The unlocked device was tested in the Las Vegas and Charlotte areas using AT&T, and call quality was decent. Callers were able to hear me well, though I had a bit of background static on my end and an occasional dropped call. When visiting a known AT&T trouble spot in the Charlotte metropolitan area, I had trouble initiating calls. When testing the speakerphone in a noisy coffee shop, I was able to hear my callers without a problem. Though they said that they could hear the espresso machines in the background, it didn’t prevent us from having a conversation. I successfully paired my Plantronics Voyager Pro Bluetooth headset to the device without a problem, and callers said that I sounded equally clear. The only issue I encountered was the earpiece; it seemed a bit lower than other handsets on the market, even at the highest volume.
The XPERIA X10 offers 3G HSPA connectivity (on AT&T’s bands in the US), so browsing speeds were very quick. The full CNN webpage loaded in about 18 seconds, and the PhoneDog homepage loaded in 29 seconds. Other data-intensive tasks such as Google Maps, the Android Market, Google Talk, and Timescape worked well.
Estimated talk time is about 10 hours with 3G connectivity, and about 17 days of standby time. Like other smartphones on the market, the battery life on the X10 isn’t going to last that long, particularly during regular day-to-day use. With moderate to heavy use including calling, text messaging, browsing the internet, and use of Google Maps, I was able to get about a day and a half out of it before it powered down. It’s no featurephone, but given the abilities of the device, I found the battery life to be acceptable. For the individual that is away from the office on a regular basis, I’d recommend an extra battery or car charger.

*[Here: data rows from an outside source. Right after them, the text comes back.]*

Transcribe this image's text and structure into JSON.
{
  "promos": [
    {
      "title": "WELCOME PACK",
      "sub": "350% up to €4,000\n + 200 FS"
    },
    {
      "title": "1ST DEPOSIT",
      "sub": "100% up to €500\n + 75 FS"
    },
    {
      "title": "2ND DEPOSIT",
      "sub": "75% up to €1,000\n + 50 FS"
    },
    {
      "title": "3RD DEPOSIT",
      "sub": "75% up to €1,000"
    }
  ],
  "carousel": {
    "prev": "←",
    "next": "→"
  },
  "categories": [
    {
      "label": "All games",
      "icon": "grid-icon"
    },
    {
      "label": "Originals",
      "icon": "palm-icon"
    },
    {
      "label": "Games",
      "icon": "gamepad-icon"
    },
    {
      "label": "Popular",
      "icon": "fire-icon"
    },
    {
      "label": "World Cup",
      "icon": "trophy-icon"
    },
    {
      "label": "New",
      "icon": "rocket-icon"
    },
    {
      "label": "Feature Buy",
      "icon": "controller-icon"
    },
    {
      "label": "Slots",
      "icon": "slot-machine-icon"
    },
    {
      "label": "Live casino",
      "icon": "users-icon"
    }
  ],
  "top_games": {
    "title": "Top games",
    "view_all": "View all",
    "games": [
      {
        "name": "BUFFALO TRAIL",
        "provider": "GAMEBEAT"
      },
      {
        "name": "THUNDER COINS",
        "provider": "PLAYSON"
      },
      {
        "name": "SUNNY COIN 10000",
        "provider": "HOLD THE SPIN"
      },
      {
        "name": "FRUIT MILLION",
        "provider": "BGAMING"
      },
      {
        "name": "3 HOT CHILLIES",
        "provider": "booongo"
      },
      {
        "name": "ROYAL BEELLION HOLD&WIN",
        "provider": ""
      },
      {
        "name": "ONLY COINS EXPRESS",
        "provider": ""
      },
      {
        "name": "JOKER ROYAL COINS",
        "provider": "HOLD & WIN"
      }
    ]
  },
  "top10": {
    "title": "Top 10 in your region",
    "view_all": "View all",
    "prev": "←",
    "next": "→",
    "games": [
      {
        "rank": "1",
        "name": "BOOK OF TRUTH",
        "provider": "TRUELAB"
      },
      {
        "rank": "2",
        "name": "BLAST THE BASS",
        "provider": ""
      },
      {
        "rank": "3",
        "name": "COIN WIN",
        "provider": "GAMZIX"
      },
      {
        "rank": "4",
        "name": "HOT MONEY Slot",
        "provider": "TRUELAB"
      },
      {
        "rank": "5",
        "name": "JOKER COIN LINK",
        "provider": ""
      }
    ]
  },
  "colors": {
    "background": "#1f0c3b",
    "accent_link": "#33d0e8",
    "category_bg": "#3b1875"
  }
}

The XPERIA X10 has a few quirks and issues that could prove frustrating to experienced smartphone users. That being said, most of the problems I encountered could be fixed with software updates, and since Sony Ericsson has committed to providing updates on an ongoing basis, we could see them resolved over time. At any rate, the X10 is going to be one of those love or hate devices. I hope to see the XPERIA X10 land on a US carrier at some point in the near future, as I think it would make a great addition to any carrier’s Android lineup.